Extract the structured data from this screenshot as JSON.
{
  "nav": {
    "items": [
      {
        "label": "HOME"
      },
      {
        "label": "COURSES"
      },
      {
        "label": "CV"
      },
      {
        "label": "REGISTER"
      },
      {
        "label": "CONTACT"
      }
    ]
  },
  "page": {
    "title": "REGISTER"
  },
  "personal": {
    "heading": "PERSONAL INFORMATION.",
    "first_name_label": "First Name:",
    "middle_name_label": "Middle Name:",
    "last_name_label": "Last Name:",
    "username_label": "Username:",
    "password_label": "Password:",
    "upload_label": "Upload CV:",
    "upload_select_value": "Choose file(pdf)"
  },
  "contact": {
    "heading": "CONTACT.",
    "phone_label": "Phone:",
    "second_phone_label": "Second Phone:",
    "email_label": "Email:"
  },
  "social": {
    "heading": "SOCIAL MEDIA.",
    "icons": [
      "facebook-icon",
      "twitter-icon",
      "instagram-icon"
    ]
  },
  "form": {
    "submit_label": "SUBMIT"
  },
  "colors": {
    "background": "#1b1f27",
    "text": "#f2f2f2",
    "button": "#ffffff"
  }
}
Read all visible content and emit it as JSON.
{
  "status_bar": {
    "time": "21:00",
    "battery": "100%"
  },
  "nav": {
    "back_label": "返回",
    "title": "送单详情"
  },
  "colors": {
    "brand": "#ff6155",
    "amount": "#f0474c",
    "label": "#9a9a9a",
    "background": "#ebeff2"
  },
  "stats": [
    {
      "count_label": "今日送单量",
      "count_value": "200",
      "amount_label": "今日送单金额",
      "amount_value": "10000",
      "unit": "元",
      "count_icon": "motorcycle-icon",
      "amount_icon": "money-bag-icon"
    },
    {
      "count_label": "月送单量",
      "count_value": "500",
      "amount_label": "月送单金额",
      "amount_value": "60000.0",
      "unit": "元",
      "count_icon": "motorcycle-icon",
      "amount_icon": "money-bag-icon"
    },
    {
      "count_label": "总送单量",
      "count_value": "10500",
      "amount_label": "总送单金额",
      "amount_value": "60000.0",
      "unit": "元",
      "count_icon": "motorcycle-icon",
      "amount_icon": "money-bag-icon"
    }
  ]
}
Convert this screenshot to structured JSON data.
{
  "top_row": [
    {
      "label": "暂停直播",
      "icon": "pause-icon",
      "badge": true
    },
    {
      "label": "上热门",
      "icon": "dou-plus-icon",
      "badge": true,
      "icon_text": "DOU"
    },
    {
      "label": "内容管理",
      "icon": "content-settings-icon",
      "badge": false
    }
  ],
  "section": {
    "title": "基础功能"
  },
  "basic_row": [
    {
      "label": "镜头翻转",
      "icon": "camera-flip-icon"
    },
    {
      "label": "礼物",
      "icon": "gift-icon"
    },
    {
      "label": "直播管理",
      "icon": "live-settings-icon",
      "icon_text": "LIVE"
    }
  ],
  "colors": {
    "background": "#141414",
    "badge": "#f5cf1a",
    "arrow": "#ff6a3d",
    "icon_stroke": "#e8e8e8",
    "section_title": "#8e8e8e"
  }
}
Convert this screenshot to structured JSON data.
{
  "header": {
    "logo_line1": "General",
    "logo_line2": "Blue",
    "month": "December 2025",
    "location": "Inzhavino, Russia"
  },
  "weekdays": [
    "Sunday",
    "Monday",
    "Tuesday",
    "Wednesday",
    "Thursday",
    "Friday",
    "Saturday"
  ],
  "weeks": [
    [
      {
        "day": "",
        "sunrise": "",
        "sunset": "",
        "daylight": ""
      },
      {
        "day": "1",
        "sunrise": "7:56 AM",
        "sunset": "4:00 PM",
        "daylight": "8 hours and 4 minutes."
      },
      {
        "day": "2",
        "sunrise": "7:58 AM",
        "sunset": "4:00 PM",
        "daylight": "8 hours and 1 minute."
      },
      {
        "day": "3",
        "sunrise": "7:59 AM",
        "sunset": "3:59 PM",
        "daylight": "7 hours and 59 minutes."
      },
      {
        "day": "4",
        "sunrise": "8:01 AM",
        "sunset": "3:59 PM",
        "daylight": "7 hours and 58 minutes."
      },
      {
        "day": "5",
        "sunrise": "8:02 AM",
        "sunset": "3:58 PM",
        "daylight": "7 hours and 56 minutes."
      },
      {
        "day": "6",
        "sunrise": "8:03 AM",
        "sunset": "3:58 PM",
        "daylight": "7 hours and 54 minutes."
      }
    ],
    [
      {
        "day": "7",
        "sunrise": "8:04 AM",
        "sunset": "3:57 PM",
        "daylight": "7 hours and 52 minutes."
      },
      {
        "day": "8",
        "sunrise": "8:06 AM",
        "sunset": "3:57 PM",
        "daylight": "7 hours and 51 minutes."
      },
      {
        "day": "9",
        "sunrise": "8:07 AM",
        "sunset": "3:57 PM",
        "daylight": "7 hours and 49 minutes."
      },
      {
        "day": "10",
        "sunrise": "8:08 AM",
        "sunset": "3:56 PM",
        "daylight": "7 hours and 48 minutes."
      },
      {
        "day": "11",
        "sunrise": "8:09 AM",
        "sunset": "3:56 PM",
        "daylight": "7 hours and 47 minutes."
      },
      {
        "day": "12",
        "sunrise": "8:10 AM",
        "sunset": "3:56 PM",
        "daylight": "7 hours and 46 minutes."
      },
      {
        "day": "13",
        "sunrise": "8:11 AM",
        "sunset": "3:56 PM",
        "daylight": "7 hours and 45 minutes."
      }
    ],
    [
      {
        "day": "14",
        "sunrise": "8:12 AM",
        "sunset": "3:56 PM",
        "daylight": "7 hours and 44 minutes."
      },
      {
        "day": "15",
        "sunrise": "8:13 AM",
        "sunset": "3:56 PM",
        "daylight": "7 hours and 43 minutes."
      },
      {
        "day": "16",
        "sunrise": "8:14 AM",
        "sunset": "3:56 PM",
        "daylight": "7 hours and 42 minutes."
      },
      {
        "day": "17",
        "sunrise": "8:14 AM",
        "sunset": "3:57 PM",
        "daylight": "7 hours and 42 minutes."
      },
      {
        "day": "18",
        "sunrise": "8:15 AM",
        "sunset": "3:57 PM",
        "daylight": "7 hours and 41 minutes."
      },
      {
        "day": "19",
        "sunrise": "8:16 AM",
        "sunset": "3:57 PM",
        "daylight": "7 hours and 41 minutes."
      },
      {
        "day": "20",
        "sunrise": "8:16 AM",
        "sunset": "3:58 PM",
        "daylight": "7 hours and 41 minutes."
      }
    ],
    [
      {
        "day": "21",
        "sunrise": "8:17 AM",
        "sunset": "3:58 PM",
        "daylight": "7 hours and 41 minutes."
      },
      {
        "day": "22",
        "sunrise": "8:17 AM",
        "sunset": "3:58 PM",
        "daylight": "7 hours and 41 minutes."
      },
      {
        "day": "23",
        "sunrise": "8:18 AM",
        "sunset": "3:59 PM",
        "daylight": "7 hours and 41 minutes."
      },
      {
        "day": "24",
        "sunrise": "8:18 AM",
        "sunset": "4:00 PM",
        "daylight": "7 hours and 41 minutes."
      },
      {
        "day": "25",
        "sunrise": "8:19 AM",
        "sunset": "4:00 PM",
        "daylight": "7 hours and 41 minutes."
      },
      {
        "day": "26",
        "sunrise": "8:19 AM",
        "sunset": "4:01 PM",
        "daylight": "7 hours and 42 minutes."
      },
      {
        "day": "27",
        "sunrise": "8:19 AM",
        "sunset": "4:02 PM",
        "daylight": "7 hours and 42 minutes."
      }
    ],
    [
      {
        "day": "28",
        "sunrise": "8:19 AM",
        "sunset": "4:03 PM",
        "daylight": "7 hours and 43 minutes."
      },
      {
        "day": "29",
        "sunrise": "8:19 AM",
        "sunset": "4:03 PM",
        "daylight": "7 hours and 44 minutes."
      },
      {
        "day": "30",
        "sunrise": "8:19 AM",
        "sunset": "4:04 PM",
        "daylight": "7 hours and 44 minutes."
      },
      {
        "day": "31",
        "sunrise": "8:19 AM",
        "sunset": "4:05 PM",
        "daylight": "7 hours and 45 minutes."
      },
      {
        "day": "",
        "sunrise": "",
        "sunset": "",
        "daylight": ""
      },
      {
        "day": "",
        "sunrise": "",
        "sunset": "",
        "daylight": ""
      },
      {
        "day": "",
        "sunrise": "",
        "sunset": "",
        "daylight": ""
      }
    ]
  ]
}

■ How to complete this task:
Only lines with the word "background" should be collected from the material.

■ Reply to the task:
    "background": "#1b1f27",
    "background": "#ebeff2"
    "background": "#141414",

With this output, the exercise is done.